Look through the data below and show every line that includes "author".

======

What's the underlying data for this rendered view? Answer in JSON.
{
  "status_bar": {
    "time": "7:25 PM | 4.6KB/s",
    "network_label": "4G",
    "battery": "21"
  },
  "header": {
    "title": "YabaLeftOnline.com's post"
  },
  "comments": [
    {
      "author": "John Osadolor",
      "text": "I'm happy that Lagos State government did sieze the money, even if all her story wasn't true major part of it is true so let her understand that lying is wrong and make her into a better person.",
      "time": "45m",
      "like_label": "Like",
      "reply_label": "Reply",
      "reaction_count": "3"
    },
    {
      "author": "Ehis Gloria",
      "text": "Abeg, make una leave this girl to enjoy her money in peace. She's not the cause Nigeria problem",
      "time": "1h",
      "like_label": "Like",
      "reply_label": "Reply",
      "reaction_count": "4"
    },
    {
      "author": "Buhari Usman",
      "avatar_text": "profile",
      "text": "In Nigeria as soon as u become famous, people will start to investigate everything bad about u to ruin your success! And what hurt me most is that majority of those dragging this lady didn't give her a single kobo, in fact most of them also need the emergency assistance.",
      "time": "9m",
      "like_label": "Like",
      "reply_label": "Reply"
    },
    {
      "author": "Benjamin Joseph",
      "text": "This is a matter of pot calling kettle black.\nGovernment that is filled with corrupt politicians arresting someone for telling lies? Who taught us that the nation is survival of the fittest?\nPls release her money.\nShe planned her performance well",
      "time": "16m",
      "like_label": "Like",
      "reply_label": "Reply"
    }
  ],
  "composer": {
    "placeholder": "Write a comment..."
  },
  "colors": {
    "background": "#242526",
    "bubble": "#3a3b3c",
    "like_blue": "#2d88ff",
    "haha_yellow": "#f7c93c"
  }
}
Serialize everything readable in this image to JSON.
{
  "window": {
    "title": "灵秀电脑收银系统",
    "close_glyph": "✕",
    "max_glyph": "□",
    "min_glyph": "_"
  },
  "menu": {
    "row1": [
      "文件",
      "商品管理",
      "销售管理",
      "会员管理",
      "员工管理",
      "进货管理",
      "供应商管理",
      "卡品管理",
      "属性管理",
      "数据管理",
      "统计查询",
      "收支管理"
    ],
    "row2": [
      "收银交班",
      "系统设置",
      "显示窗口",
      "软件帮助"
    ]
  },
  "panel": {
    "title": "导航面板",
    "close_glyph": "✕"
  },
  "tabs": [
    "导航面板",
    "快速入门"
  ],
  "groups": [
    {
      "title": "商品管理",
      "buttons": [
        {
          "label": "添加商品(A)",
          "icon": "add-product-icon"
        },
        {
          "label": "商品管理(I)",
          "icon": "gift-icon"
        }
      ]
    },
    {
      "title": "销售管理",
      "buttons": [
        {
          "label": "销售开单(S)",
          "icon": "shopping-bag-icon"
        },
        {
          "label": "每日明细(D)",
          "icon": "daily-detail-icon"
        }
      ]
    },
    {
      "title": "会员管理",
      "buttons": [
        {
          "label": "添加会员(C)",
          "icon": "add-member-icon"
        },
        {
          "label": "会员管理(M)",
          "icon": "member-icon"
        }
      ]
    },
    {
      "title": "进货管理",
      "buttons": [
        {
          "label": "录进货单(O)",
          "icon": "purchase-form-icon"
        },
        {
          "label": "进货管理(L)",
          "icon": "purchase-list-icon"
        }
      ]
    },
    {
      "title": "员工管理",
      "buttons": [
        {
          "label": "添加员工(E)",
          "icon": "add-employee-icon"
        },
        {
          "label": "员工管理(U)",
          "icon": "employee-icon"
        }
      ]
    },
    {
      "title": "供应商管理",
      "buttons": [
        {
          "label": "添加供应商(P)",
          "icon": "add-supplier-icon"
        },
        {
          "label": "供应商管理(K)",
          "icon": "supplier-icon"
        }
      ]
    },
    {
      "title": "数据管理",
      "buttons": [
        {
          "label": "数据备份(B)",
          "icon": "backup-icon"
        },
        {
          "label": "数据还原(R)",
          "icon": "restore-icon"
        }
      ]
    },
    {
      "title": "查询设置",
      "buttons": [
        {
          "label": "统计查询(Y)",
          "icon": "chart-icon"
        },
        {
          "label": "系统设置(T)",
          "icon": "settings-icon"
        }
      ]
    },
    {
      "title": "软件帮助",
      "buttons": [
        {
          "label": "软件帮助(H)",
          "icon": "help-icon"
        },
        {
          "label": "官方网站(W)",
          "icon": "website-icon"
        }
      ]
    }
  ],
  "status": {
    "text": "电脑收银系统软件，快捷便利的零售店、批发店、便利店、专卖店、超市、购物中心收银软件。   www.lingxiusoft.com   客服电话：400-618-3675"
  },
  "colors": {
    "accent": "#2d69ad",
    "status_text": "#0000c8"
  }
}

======

• Solution for this problem
      "author": "John Osadolor",
      "author": "Ehis Gloria",
      "author": "Buhari Usman",
      "author": "Benjamin Joseph",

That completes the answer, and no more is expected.